KNOXVILLE, Tenn. (Sept. 28, 2020) – U.S. Representative Tim Burchett (TN-02) continues to proactively explore how he can help East Tennessee citizens and businesses in Congress. Last week, Rep. Burchett focused on the community’s transportation and infrastructure needs by hosting a virtual roundtable with stakeholder groups representing this important sector of the local economy.
“Dependable roads, railways, waterways and airports benefit all East Tennesseans,” Rep. Burchett said following the event. “We need reliable infrastructure for shipping local products to domestic and international consumers, and to help folks travel to and from the Second Congressional District for work or leisure. Creating a thriving East Tennessee transportation industry should not come at the expense of an exploding federal deficit, we can achieve it through smart, fiscally-responsible policy.”
During the meeting, Rep. Burchett told the group he will focus on cutting burdensome federal red tape and streamlining the process between federal, state and local governments so each jurisdiction can more easily work together on infrastructure improvements. Rep. Burchett cited his opposition to expensive federal legislation that creates unnecessary regulatory hurdles for infrastructure projects. He mentioned the Moving Forward Act and the Green New Deal as examples of how he would not tackle infrastructure issues in Congress.

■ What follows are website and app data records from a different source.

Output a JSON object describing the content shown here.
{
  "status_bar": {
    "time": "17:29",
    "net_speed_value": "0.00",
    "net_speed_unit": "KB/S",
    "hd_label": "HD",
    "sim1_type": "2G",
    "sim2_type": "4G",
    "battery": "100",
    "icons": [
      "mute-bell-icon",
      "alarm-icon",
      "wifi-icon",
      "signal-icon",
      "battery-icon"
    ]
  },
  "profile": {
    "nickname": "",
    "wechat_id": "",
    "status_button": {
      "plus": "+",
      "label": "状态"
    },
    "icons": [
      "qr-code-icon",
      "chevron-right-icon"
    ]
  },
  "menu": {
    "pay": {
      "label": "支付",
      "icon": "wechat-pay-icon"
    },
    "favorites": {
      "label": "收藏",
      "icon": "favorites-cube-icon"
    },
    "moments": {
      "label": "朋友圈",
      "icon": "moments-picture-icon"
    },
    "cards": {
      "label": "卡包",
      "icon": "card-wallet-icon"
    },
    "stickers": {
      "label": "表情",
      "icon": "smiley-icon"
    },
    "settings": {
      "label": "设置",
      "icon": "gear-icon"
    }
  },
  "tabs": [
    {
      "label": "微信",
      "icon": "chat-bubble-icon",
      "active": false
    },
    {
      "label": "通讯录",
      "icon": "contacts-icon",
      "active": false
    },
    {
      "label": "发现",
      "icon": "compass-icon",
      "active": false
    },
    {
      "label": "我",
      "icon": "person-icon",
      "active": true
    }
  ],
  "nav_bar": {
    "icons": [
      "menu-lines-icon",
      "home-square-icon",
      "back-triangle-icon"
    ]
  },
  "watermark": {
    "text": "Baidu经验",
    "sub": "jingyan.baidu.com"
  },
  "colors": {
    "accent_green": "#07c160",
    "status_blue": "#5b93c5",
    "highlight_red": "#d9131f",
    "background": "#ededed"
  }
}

“When I was Knox County Mayor, I saw firsthand that large public works projects can happen without exploding deficits. My administration leveraged resources to increase our paving capacity fivefold and made significant progress on the largest public works project in County history, all while continuing to pay down our debt,” said Rep. Burchett. “I voted against a $1.5 trillion infrastructure package because it does exactly the opposite of what I achieved as county mayor. Our local infrastructure improvements didn’t just happen; they required difficult discussions with a range of local stakeholders while ensuring fiscal responsibility, and I know we can get the same thing done at the federal level.”